As I’ve discussed in articles past, the characterisation and storytelling of Lollipop Chainsaw is really quite special, and helps the game to stand out as a distinctive and engaging example of the brawler genre, but on a technical level it’s also quite brilliant. Juliet Starling’s voice actor is tone-perfect in supporting the subversive nature of the character. She sounds preppy, overly cheerful, and none-too-bright, but will then say, like, super-smart stuff and do so in such a deadpan manner that it creates that satirical underpin to the subversive nature of the game.

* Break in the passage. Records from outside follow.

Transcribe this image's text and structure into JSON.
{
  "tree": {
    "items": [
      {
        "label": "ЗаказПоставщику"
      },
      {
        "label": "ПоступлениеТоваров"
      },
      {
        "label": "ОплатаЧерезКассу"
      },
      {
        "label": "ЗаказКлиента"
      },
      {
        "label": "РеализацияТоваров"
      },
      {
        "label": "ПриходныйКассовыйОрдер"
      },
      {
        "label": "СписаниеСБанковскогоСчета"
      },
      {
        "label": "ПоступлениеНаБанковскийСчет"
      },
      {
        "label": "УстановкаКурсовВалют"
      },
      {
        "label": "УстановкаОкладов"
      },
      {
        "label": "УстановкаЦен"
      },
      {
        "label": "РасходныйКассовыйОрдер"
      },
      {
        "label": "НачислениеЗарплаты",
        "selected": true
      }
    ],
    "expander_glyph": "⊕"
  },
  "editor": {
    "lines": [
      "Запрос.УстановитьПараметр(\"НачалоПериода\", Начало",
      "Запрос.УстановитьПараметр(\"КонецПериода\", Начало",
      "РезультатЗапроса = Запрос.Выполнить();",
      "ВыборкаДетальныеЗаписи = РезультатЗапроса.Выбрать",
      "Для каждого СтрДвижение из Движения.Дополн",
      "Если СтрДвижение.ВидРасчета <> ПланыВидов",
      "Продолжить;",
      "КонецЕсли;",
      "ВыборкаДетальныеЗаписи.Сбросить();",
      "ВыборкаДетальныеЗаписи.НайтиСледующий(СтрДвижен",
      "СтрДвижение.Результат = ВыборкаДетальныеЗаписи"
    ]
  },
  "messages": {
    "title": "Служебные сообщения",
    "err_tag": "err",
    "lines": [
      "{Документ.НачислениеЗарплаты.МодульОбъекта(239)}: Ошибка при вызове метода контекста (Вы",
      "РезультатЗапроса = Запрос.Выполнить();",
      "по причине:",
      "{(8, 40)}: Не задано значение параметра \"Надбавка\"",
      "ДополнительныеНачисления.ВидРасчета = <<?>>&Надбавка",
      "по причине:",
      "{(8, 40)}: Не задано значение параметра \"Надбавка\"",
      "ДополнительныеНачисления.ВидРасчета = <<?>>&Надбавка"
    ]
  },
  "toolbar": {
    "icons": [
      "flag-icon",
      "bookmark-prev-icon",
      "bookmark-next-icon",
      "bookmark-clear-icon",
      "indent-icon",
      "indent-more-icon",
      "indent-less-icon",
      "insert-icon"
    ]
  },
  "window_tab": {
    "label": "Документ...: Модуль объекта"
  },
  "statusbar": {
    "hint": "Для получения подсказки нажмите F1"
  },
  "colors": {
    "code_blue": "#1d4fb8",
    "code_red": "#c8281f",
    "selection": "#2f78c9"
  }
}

Lollipop Chainsaw is a short game, and that itself was cause for much criticism back when it was a new release. But it needed to be short. If the game were to recycle too much, or allow the pace balance between boss battles and other elements to swing, the game would have lost much of the impact and drive that are its key strengths. What is important is that the game is complete and tells the story that it wants to in a comprehensive manner. The quality of Lollipop Chainsaw, not the length, is what makes it worthwhile, and made it worth full price when it was a new release. I have played this through a good dozen times since purchasing it at full price when it was new. I find it a very replayable game because it’s not too much of a time commitment, and is good enough that I continue to pull it out to play through on a regular basis. There are plenty of far longer games that I will certainly never play again and have all-but forgotten about, and to me those are the ones that are not worth their asking price.
Now, all we need is to convince Suda to pull together a “Lollipop Chainsaw Remaster”, scrub up the graphics, and put the thing on PlayStation 4. No game (that hasn’t already had a “HD” treatment) deserves it more than this one.
- Matt S.
Find me on Twitter: @digitallydownld